Taylor added that 10x will be extending Visium's dual-indexing capability across all its product lines and Cell Ranger will be four times faster,  while also supporting all the new capabilities. 

ATAC-Seq + Gene Expression

Next, Staff Scientist Kamila Belhocine discussed 10x's combination of the assay for transposase-accessible chromatin by sequencing (ATAC-seq) plus gene expression for single cells.

"This is the product we have been after for the last two years, since we introduced ATAC-seq," she said. Having both datasets will "establish a true linkage" to help "build regulatory networks and understand how they're influencing gene expression," she said. 

Belhocine displayed internal data showing the saturation curve for the combined assay, compared with the single-cell gene expression assay. "As you sequence, you're still extracting valuable information," she said. And it compares well with the gene expression kit, she said.

"We're bringing you this assay with no compromise on the sensitivity," she said.

She also demonstrated how, in analysis, one could move from gene expression-based cell clustering, into so-called "ATAC-space" and back, showing slight differentiation that wasn't obvious at first. "You can toggle between the two spaces," she said, which can help establish links between cell state-specific features.


Targeted gene expression is also available on Visium, but that isn't the only upgrade coming to the nascent platform, Nikhil Rao, 10x director of strategic and product marketing, told the workshop crowd. 

In addition to IHC compatibility, 10x is working on bringing feature barcoding and immunofluorescence to Visium.

10x is also taking a "two-pronged" approach to making Visium work with FFPE samples. It's working with several early-access partners on a modified protocol of its extant product, including researchers at Sweden's Science for Life laboratory, led by Joakim Lundeberg (a coinventor of spatial transcriptomics technology acquired by 10x and the basis for Visium). It's unclear where this modified protocol came from, but presumably it wasn't from 10x, because Rao said the company is developing its own solution form making Visium work with FFPE samples, which it plans to release in the first half of next year.

Rao also said 10x is establishing a certified service provider network for Visium. The Icahn School of medicine at Mount Sinai, Stanford University, and the UK's Newcastle University are the first three partners, but 10x hopes to have seven more by mid-year.

Moreover, 10x is establishing a Clinical Translational Research Network with the goal of "enhancing clinical translational research workflows with Visium," a spokesperson said in an email. "Benefits of joining the network include special pricing and access to a host of exclusive services, including the ability to present at a 10x summit in the future." Initial members include the Lieber Institute for Brain Development at Johns Hopkins University and France's Centre de Recherche des Cordeliers and Centre de Recherche en Cancérologie de Lyon.

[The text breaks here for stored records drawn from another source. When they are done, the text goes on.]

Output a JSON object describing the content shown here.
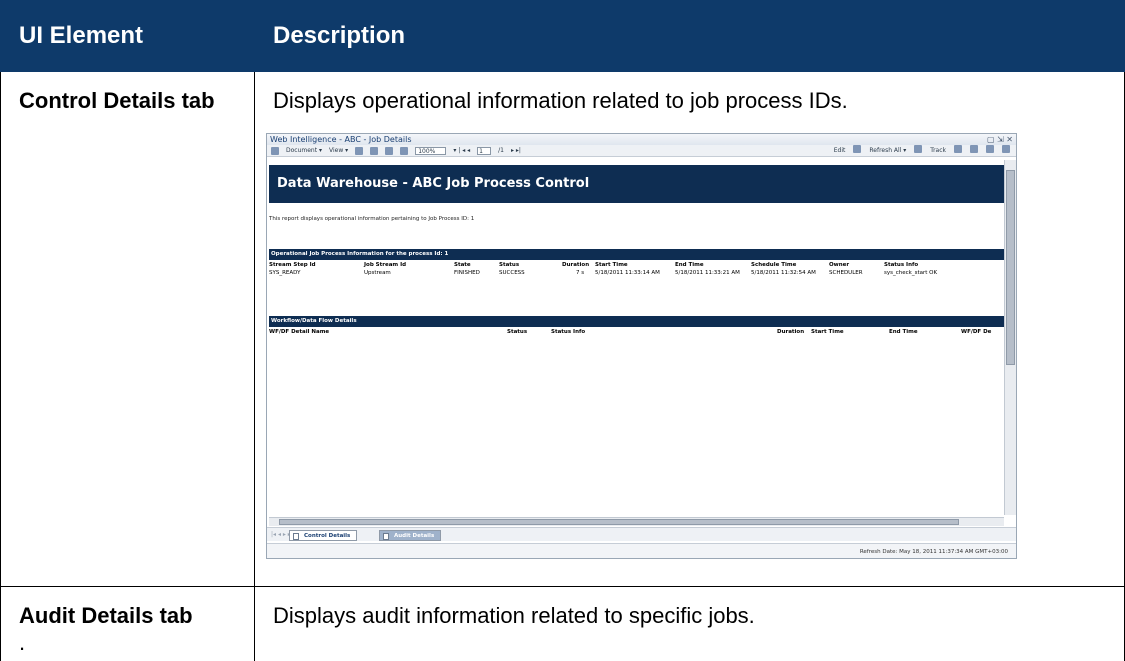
{
  "table": {
    "header": {
      "col1": "UI Element",
      "col2": "Description"
    },
    "rows": [
      {
        "element": "Control Details tab",
        "description": "Displays operational information related to job process IDs."
      },
      {
        "element": "Audit Details tab",
        "element_suffix": ".",
        "description": "Displays audit information related to specific jobs."
      }
    ]
  },
  "screenshot": {
    "window_title": "Web Intelligence - ABC - Job Details",
    "window_controls": "▢ ⇲ ✕",
    "toolbar": {
      "document": "Document ▾",
      "view": "View ▾",
      "zoom": "100%",
      "page_nav_left": "▾ | ◂ ◂",
      "page": "1",
      "page_total": "/1",
      "page_nav_right": "▸ ▸|",
      "edit": "Edit",
      "refresh_all": "Refresh All ▾",
      "track": "Track"
    },
    "report": {
      "title": "Data Warehouse - ABC Job Process Control",
      "intro": "This report displays operational information pertaining to Job Process ID:  1",
      "section1_title": "Operational Job Process Information for the process Id: 1",
      "section1_headers": [
        "Stream Step Id",
        "Job Stream Id",
        "State",
        "Status",
        "Duration",
        "Start Time",
        "End Time",
        "Schedule Time",
        "Owner",
        "Status Info"
      ],
      "section1_rows": [
        [
          "SYS_READY",
          "Upstream",
          "FINISHED",
          "SUCCESS",
          "7 s",
          "5/18/2011 11:33:14 AM",
          "5/18/2011 11:33:21 AM",
          "5/18/2011 11:32:54 AM",
          "SCHEDULER",
          "sys_check_start OK"
        ]
      ],
      "section2_title": "Workflow/Data Flow Details",
      "section2_headers": [
        "WF/DF Detail Name",
        "Status",
        "Status Info",
        "Duration",
        "Start Time",
        "End Time",
        "WF/DF De"
      ]
    },
    "tabs": [
      {
        "label": "Control Details",
        "active": true
      },
      {
        "label": "Audit Details",
        "active": false
      }
    ],
    "nav_arrows": "|◂ ◂ ▸ ▸|",
    "status": "Refresh Date: May 18, 2011 11:37:34 AM GMT+03:00"
  }
}
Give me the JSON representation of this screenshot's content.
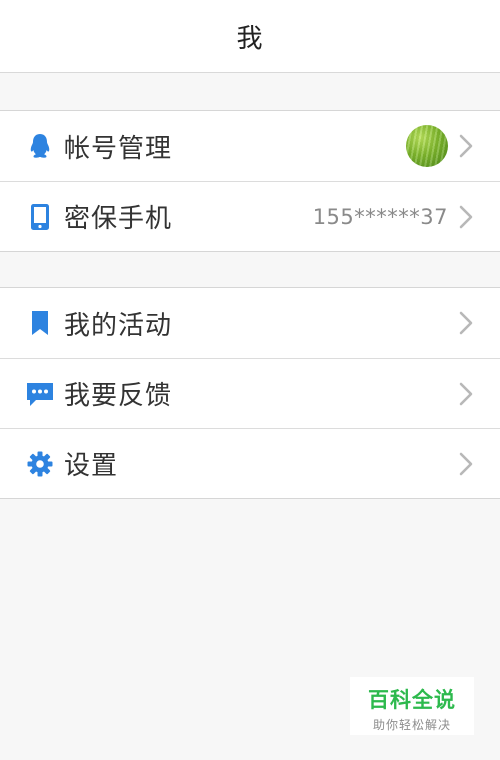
{
  "header": {
    "title": "我"
  },
  "account_group": {
    "items": [
      {
        "label": "帐号管理",
        "icon": "qq-penguin-icon"
      },
      {
        "label": "密保手机",
        "icon": "phone-icon",
        "value": "155******37"
      }
    ]
  },
  "more_group": {
    "items": [
      {
        "label": "我的活动",
        "icon": "bookmark-icon"
      },
      {
        "label": "我要反馈",
        "icon": "chat-bubble-icon"
      },
      {
        "label": "设置",
        "icon": "gear-icon"
      }
    ]
  },
  "watermark": {
    "title": "百科全说",
    "subtitle": "助你轻松解决"
  },
  "colors": {
    "accent": "#2d83e0",
    "chevron": "#b8b8b8",
    "background": "#f7f7f7",
    "watermark_green": "#2db94d"
  }
}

10x Genomics Cloud

Last, 10x senior VP of software and infrastructure Alex Wong talked about the company's push to make Cell Ranger, Space Ranger, and Loupe analysis tools available in the cloud. 

"That means no stressing about hardware," he said. "You no longer need to compete with other users at your institution" for computing resources.

Perhaps even better: a "standard amount of analysis" will be included with each reagent kit purchase, he said. After the workshop, Wong told GenomeWeb that "the intent is to make life as easy as possible for our customers and to speed up their ability to do larger experiments and make it as affordable as possible."